Say for example I wanted to do some article on kites. Will I focus on (entertainment) the fun it is to watch others fly them on the beach, (historical or geographical) where kite flying originated, (science) wind currents,  (occupations) festivals for kites, and the list goes on.

In a few weeks we’ll look at outlines and methods of focusing a potential essay or article but for right now begin to sift out main components of information you want to base your subject on.

Action Steps:

1. From the category you chose last week take your four main points and make a list of all the key foundations of information that are either the most interesting or the most critical or both for each of them.

2. Keep a list of the parts that don’t fit right now.

3. Choose one particular aspect and do a brainstorm of everything you already know. For example: what do you know about beaver homes?

4. Make a rough draft list of potential details.

5. Next to each mark whether you have an example or story or details to share or do you need to do more research?


Share: What topic point have you chosen to work on for an information article?
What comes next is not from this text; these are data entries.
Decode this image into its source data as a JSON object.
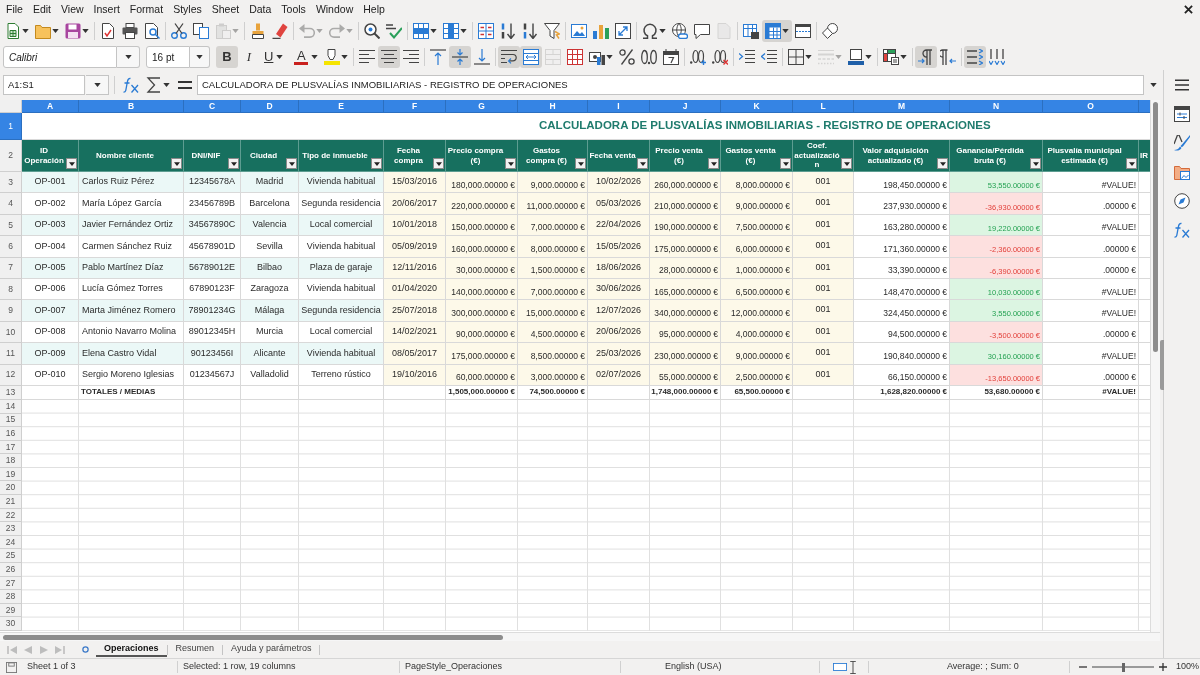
{
  "menu_bar": [
    "File",
    "Edit",
    "View",
    "Insert",
    "Format",
    "Styles",
    "Sheet",
    "Data",
    "Tools",
    "Window",
    "Help"
  ],
  "standard_toolbar": {
    "paste_enabled": false,
    "undo_enabled": false,
    "redo_enabled": false,
    "headers_footers_enabled": false,
    "freeze_rows_columns": true
  },
  "formatting_toolbar": {
    "font_name": "Calibri",
    "font_size": "16 pt",
    "bold_button": {
      "label": "B",
      "pressed": true
    },
    "italic_button": {
      "label": "I",
      "pressed": false
    },
    "underline_button": {
      "label": "U",
      "pressed": false
    },
    "font_color_label": "A",
    "align_left": false,
    "align_center": true,
    "align_right": false,
    "align_top": false,
    "align_middle": true,
    "align_bottom": false,
    "wrap_text": true,
    "merge_and_center": true,
    "merge_cells_enabled": false,
    "border_style_enabled": false,
    "left_to_right": true,
    "right_to_left": false,
    "text_horizontal": true,
    "text_vertical": false
  },
  "formula_bar": {
    "name_box": "A1:S1",
    "content": "CALCULADORA DE PLUSVALÍAS INMOBILIARIAS - REGISTRO DE OPERACIONES"
  },
  "sheet": {
    "columns": [
      {
        "letter": "A",
        "selected": true,
        "heading": "ID Operación"
      },
      {
        "letter": "B",
        "selected": true,
        "heading": "Nombre cliente"
      },
      {
        "letter": "C",
        "selected": true,
        "heading": "DNI/NIF"
      },
      {
        "letter": "D",
        "selected": true,
        "heading": "Ciudad"
      },
      {
        "letter": "E",
        "selected": true,
        "heading": "Tipo de inmueble"
      },
      {
        "letter": "F",
        "selected": true,
        "heading": "Fecha compra"
      },
      {
        "letter": "G",
        "selected": true,
        "heading": "Precio compra (€)"
      },
      {
        "letter": "H",
        "selected": true,
        "heading": "Gastos compra (€)"
      },
      {
        "letter": "I",
        "selected": true,
        "heading": "Fecha venta"
      },
      {
        "letter": "J",
        "selected": true,
        "heading": "Precio venta (€)"
      },
      {
        "letter": "K",
        "selected": true,
        "heading": "Gastos venta (€)"
      },
      {
        "letter": "L",
        "selected": true,
        "heading": "Coef. actualización"
      },
      {
        "letter": "M",
        "selected": true,
        "heading": "Valor adquisición actualizado (€)"
      },
      {
        "letter": "N",
        "selected": true,
        "heading": "Ganancia/Pérdida bruta (€)"
      },
      {
        "letter": "O",
        "selected": true,
        "heading": "Plusvalía municipal estimada (€)"
      }
    ],
    "partial_column": {
      "selected": true,
      "heading": "IR"
    },
    "autofilter": true,
    "title_row": {
      "number": "1",
      "selected": true,
      "text": "CALCULADORA DE PLUSVALÍAS INMOBILIARIAS - REGISTRO DE OPERACIONES"
    },
    "heading_row": {
      "number": "2",
      "selected": false
    },
    "rows": [
      {
        "number": "3",
        "selected": false,
        "loss": false,
        "cells": [
          "OP-001",
          "Carlos Ruiz Pérez",
          "12345678A",
          "Madrid",
          "Vivienda habitual",
          "15/03/2016",
          "180,000.00000 €",
          "9,000.00000 €",
          "10/02/2026",
          "260,000.00000 €",
          "8,000.00000 €",
          "001",
          "198,450.00000 €",
          "53,550.00000 €",
          "#VALUE!"
        ]
      },
      {
        "number": "4",
        "selected": false,
        "loss": true,
        "cells": [
          "OP-002",
          "María López García",
          "23456789B",
          "Barcelona",
          "Segunda residencia",
          "20/06/2017",
          "220,000.00000 €",
          "11,000.00000 €",
          "05/03/2026",
          "210,000.00000 €",
          "9,000.00000 €",
          "001",
          "237,930.00000 €",
          "-36,930.00000 €",
          ".00000 €"
        ]
      },
      {
        "number": "5",
        "selected": false,
        "loss": false,
        "cells": [
          "OP-003",
          "Javier Fernández Ortiz",
          "34567890C",
          "Valencia",
          "Local comercial",
          "10/01/2018",
          "150,000.00000 €",
          "7,000.00000 €",
          "22/04/2026",
          "190,000.00000 €",
          "7,500.00000 €",
          "001",
          "163,280.00000 €",
          "19,220.00000 €",
          "#VALUE!"
        ]
      },
      {
        "number": "6",
        "selected": false,
        "loss": true,
        "cells": [
          "OP-004",
          "Carmen Sánchez Ruiz",
          "45678901D",
          "Sevilla",
          "Vivienda habitual",
          "05/09/2019",
          "160,000.00000 €",
          "8,000.00000 €",
          "15/05/2026",
          "175,000.00000 €",
          "6,000.00000 €",
          "001",
          "171,360.00000 €",
          "-2,360.00000 €",
          ".00000 €"
        ]
      },
      {
        "number": "7",
        "selected": false,
        "loss": true,
        "cells": [
          "OP-005",
          "Pablo Martínez Díaz",
          "56789012E",
          "Bilbao",
          "Plaza de garaje",
          "12/11/2016",
          "30,000.00000 €",
          "1,500.00000 €",
          "18/06/2026",
          "28,000.00000 €",
          "1,000.00000 €",
          "001",
          "33,390.00000 €",
          "-6,390.00000 €",
          ".00000 €"
        ]
      },
      {
        "number": "8",
        "selected": false,
        "loss": false,
        "cells": [
          "OP-006",
          "Lucía Gómez Torres",
          "67890123F",
          "Zaragoza",
          "Vivienda habitual",
          "01/04/2020",
          "140,000.00000 €",
          "7,000.00000 €",
          "30/06/2026",
          "165,000.00000 €",
          "6,500.00000 €",
          "001",
          "148,470.00000 €",
          "10,030.00000 €",
          "#VALUE!"
        ]
      },
      {
        "number": "9",
        "selected": false,
        "loss": false,
        "cells": [
          "OP-007",
          "Marta Jiménez Romero",
          "78901234G",
          "Málaga",
          "Segunda residencia",
          "25/07/2018",
          "300,000.00000 €",
          "15,000.00000 €",
          "12/07/2026",
          "340,000.00000 €",
          "12,000.00000 €",
          "001",
          "324,450.00000 €",
          "3,550.00000 €",
          "#VALUE!"
        ]
      },
      {
        "number": "10",
        "selected": false,
        "loss": true,
        "cells": [
          "OP-008",
          "Antonio Navarro Molina",
          "89012345H",
          "Murcia",
          "Local comercial",
          "14/02/2021",
          "90,000.00000 €",
          "4,500.00000 €",
          "20/06/2026",
          "95,000.00000 €",
          "4,000.00000 €",
          "001",
          "94,500.00000 €",
          "-3,500.00000 €",
          ".00000 €"
        ]
      },
      {
        "number": "11",
        "selected": false,
        "loss": false,
        "cells": [
          "OP-009",
          "Elena Castro Vidal",
          "90123456I",
          "Alicante",
          "Vivienda habitual",
          "08/05/2017",
          "175,000.00000 €",
          "8,500.00000 €",
          "25/03/2026",
          "230,000.00000 €",
          "9,000.00000 €",
          "001",
          "190,840.00000 €",
          "30,160.00000 €",
          "#VALUE!"
        ]
      },
      {
        "number": "12",
        "selected": false,
        "loss": true,
        "cells": [
          "OP-010",
          "Sergio Moreno Iglesias",
          "01234567J",
          "Valladolid",
          "Terreno rústico",
          "19/10/2016",
          "60,000.00000 €",
          "3,000.00000 €",
          "02/07/2026",
          "55,000.00000 €",
          "2,500.00000 €",
          "001",
          "66,150.00000 €",
          "-13,650.00000 €",
          ".00000 €"
        ]
      }
    ],
    "totals_row": {
      "number": "13",
      "selected": false,
      "cells": {
        "B": "TOTALES / MEDIAS",
        "G": "1,505,000.00000 €",
        "H": "74,500.00000 €",
        "J": "1,748,000.00000 €",
        "K": "65,500.00000 €",
        "M": "1,628,820.00000 €",
        "N": "53,680.00000 €",
        "O": "#VALUE!"
      }
    },
    "empty_rows": [
      {
        "number": "14",
        "selected": false
      },
      {
        "number": "15",
        "selected": false
      },
      {
        "number": "16",
        "selected": false
      },
      {
        "number": "17",
        "selected": false
      },
      {
        "number": "18",
        "selected": false
      },
      {
        "number": "19",
        "selected": false
      },
      {
        "number": "20",
        "selected": false
      },
      {
        "number": "21",
        "selected": false
      },
      {
        "number": "22",
        "selected": false
      },
      {
        "number": "23",
        "selected": false
      },
      {
        "number": "24",
        "selected": false
      },
      {
        "number": "25",
        "selected": false
      },
      {
        "number": "26",
        "selected": false
      },
      {
        "number": "27",
        "selected": false
      },
      {
        "number": "28",
        "selected": false
      },
      {
        "number": "29",
        "selected": false
      },
      {
        "number": "30",
        "selected": false
      }
    ]
  },
  "sheet_tabs": [
    {
      "label": "Operaciones",
      "selected": true
    },
    {
      "label": "Resumen",
      "selected": false
    },
    {
      "label": "Ayuda y parámetros",
      "selected": false
    }
  ],
  "status_bar": {
    "sheet_position": "Sheet 1 of 3",
    "selection": "Selected: 1 row, 19 columns",
    "page_style": "PageStyle_Operaciones",
    "language": "English (USA)",
    "statistics": "Average: ; Sum: 0",
    "zoom": {
      "level": 0.5,
      "reading": "100%"
    }
  }
}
Read deep, marcy

Thursday, September 7, 2017

Overview Nonfiction: Timeless Styles

Workshop: An Introduction to Writing for Children and Young Adults

Topic =why plus what plus who plus how

Last week, for your article in progress, you have now chosen a potential style, a purpose, an audience, an age, and perhaps a voice. Now we’ll look at a few different style approaches over the next few weeks.

Basically there are four main types of books: biography, history, science, and how-to. They often overlap but the underlying core purpose will designate the foundation category.

The top timeless requests for magazine are: how to, informational, interesting personality, and self-development. Depending on your subject you may be able to get a feel for audience interest by taking sections of a proposed book and write articles from the chapters or as a blog. It’s a good way to test the waters as you plan.

For example, suppose you are fascinated by Abraham Lincoln and although there are several books written about him, you feel some of them are out-dated and old-fashioned in presentation and you’d like to inspire a new generation.

Would your potential biography be chronological, or specific highlights, or one key aspect, such as determination or honesty?

From your research and interest you want to choose which slant you want to share about your subject and how to shape it. What pattern looks the most interesting?

If you were writing a book on transportation, would you only include all transportation with wheels or only bicycles or only a particular kind of bicycle? How could that fit into a story about the history of bicycles?

For the next four weeks we’ll look at the specific magazine article styles. Choose four main points to consider for your topic as you do the action step below.

Also begin now to consider and experiment with your tone of choice. Articles and essays sometimes land under the same categories, but they do have a subtle difference that is defined by your primary purpose and audience again. Articles lean towards information delivery and an objective voice. Essays are often more subjective in attitude and explorative in presentation.

Action Steps:

            Viking Children’s Books listed their interest in these topics in the edition of Children’s Writer’s and Illustrator’s Market 2017.
            “NONFICTION All levels: biography, concept, history, multicultural, music/dance, nature/environment, science and sports.”

1. Under which category do you think your subject would fit best? Why?

2. Suppose you have a biographical topic that represents a musician that falls into both music and multicultural. Which category do you think should be the primary focus?

3. Look up their catalogue and see if they already have books on your person, and/or someone similar in topic. Or a series? Is there a pattern? A missing space you could fill?

4. If you have a particular magazine you are interesting in submitting to, read several issues and note whether they lean towards an article style or an essay style of tone and voice.

Share: What primary category has your attention? Why?

Read deep, marcy

"The Seeker" Rachel Marks | Content Copyright Marcy Weydemuller | Site by Eagle Designs
image: footer